Will Thomas competed in men’s swimming on UPenn’s collegiate team for three years.
This year, Thomas adopted a new name, “Lia,” and is breaking women’s records as a competitor on UPenn’s women’s swim team.
According to Swim Swam, on November 20th, Thomas “blasted the number one 200 free time and the second-fastest 500 free time in the nation…breaking Penn program records in both events” and also “swept the 100-200-500 free individual events and contributed to the first-place 400 free relay in a tri-meet against Princeton and Cornell.”
Thomas crushed the other female swimmers from both UPenn’s team and their competitors, beating their times by several seconds.
Yet, Thomas told Penn Today, “Being trans has not affected my ability to do this sport and being able to continue is very rewarding.” Thomas is also a co-chair of the “Penn Non-Cis” group and helped lead the effort to create a “Penn-specific trans-inclusive language guide.”
Identifying as transgender may not affect the personal skill level of Thomas as an individual swimmer, but it’s clear that Thomas’s participation on a women’s team is negatively impacting other female athletes on UPenn’s team and their competitors’ teams.
Emily Kreps with PA Family was a collegiate swimmer, and she wrote about the importance of protecting women’s sports for Broad + Liberty:
“In my freshman year as an NCAA Division III athlete, there were 24 female swimmers and 18 men swimming the mile. Any one of our male distance swimmers would have been faster than all of the women had they identified as a woman. Considering the limited space on these teams, the question becomes, how many women who want to compete should we effectively ban from high school and college sports to make room for trangendered women?
If biological men who identify as women are allowed to compete as women in sports, there is no way to know how many women will be shut out of the life-improving opportunity that being a student athlete is. Opportunities to gain leadership skills, have diverse experiences and conquer difficult challenges. Opportunities that prepare them to lead companies, run for office, and start businesses. Ninety four percent of female CEOs played competitive sports.

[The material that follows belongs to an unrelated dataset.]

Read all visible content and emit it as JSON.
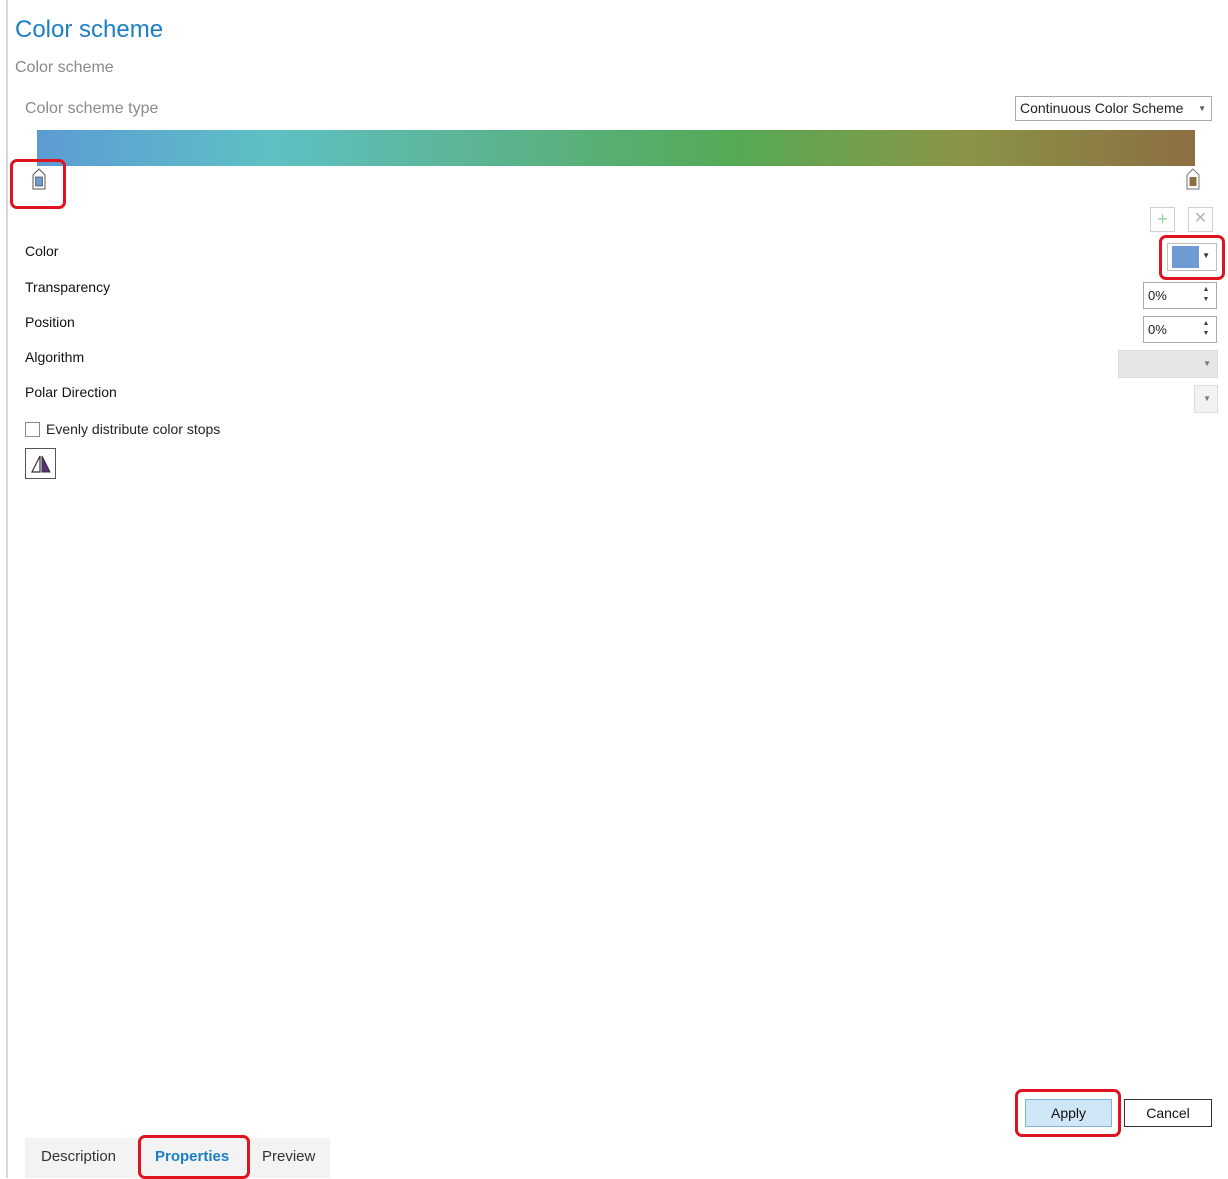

Women deserve a fair playing field. We fought for that right for decades. The science proves what we already know, that biological males have greater bone density, muscle mass, and cardiovascular capacity than women. These advantages continue even after men who identify as women choose to undergo hormone treatment. Most women won’t stand a chance if biological men are allowed to compete with them.”
Simply put, what’s happening to female athletes here in Pennsylvania and specifically at UPenn is exactly why Pennsylvania needs to pass the Fairness In Women’s Sports Act, HB 972. Identities don’t play sports – bodies do.
Forcing girls to compete against boys removes equal opportunities, crushes female records, and robs young women of chances at scholarships and awards. We’re already seeing this at UPenn, and almost half of the country has already recognized the need for this type of legislation. Similar laws already exist in Alabama, Arkansas, Florida, Idaho, Montana, Mississippi, Tennessee, Texas, and West Virginia. Currently, 14 states in addition to Pennsylvania are considering proposed bills of a similar nature.